He was the eldest son of Kenneth Douglas Wheatcroft and Harriet Dorothea Wheatcroft (daughter of H.C. Brooke-Taylor, solicitor, of The Hall, Bakewell). They lived at Ecclestone Hall, Idridgehay, Derbyshire. He was the brother of Malcolm Kenneth Wheatcroft (C1934-1939).

As a junior he showed great promise as an athlete, particularly as a bowler, but an unspecified illness in the middle of his time put him out of action for a year, and he never quite realized his early promise. He was a useful house match player at both cricket and football, and was a House Prefect. An appreciation of him (by “U.C.”) appeared in The Times in February 1941:

“Young, with all the graces of youth, high-spirited, charming, and gifted with abilities of a high order, he gave every promise of devoted service to his country and his generation during the years which lay ahead of him. He was a happy soul, how happy one did not perhaps realize until one knew him well, and this happiness came to him in great measure through the success which rewarded his efforts, whether at work or play. He loved his work, and thoroughly enjoyed his games, but I think the picture which lingers in the memory, where his enjoyment reached its peak, was one of him on his skis, with the background of Swiss sun and sky set in the white lining of the snow-fields. He adored skiing, and it was here that his high courage, tempered by a stern determination to excel, brought all his qualities into full play.    Nor must one forget his music, which was such a joy, nor the picture of him seated at the piano, surrounded by his friends, playing, almost by the hour, any tune which their fancy called for.”

He left Winchester in 1938 for Trinity College, Cambridge to read Modern Languages and also attended courses at Heidelberg and Munich, spending a year in Germany.

Days before the outbreak of war, being a member of the Cambridge University Air Squadron, he was recalled from France, where he was then staying.

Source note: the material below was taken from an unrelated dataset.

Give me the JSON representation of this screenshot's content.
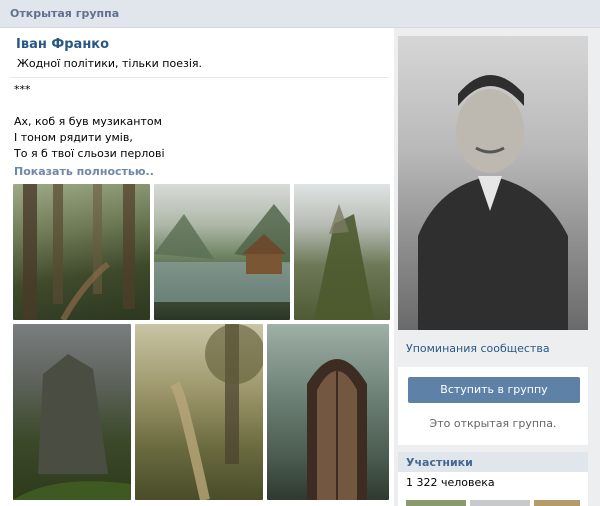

In November 1939 he was commissioned as a pilot into the RAFVR and joined 604 (County of Middlesex) Squadron, flying the night-fighter variant, Bristol Blenheim IF.

604 was based at Manston from May 15th 1940 until June 20th, when the squadron moved to Northolt. The unit then moved again to Gravesend on July 3rd and finally to Middle Wallop on July 27th, gradually re-equipping with the two-seater night-fighter, Beaufighter IF from late September onwards.   604 Squadron – one of whose flight commanders was the famous Squadron Leader John ‘Cats Eyes’ Cunningham – was one of the first four squadrons to obtain the radar-equipped Beaufighter for night interception work.

Wheatcroft was killed in an accident whilst on night patrol on 26th November 1940.   His Blenheim IV L6728 lost a propeller and although he tried to nurse it back to Middle Wallop, he did not manage to clear the trees on Danebury Hill, near Stockbridge and he was killed in the ensuing crash.    His radio operator was killed with him.

Wheatcroft had been promoted to Flying Officer in October 1940. He was twenty-one years old, and rests in St. James’ churchyard, Idridgehay.



War: World War 2

  • Surname: Wheatcroft
  • Forenames or initials: Nigel Ronald
  • House: F
  • Years in School: 1932-1938
  • Rank: Flying Officer
  • Regiment: County of Middlesex Squadron, RAF
  • Date of Birth: 21st July 1919
  • Date of Death: 26th November 1940
  • How Died: Killed in Flying Accident
  • Location in War Cloister: Inner A1
  • Decoration: NA
  • Burial Site: St James Churchyard, Idridgehay, Derbyshire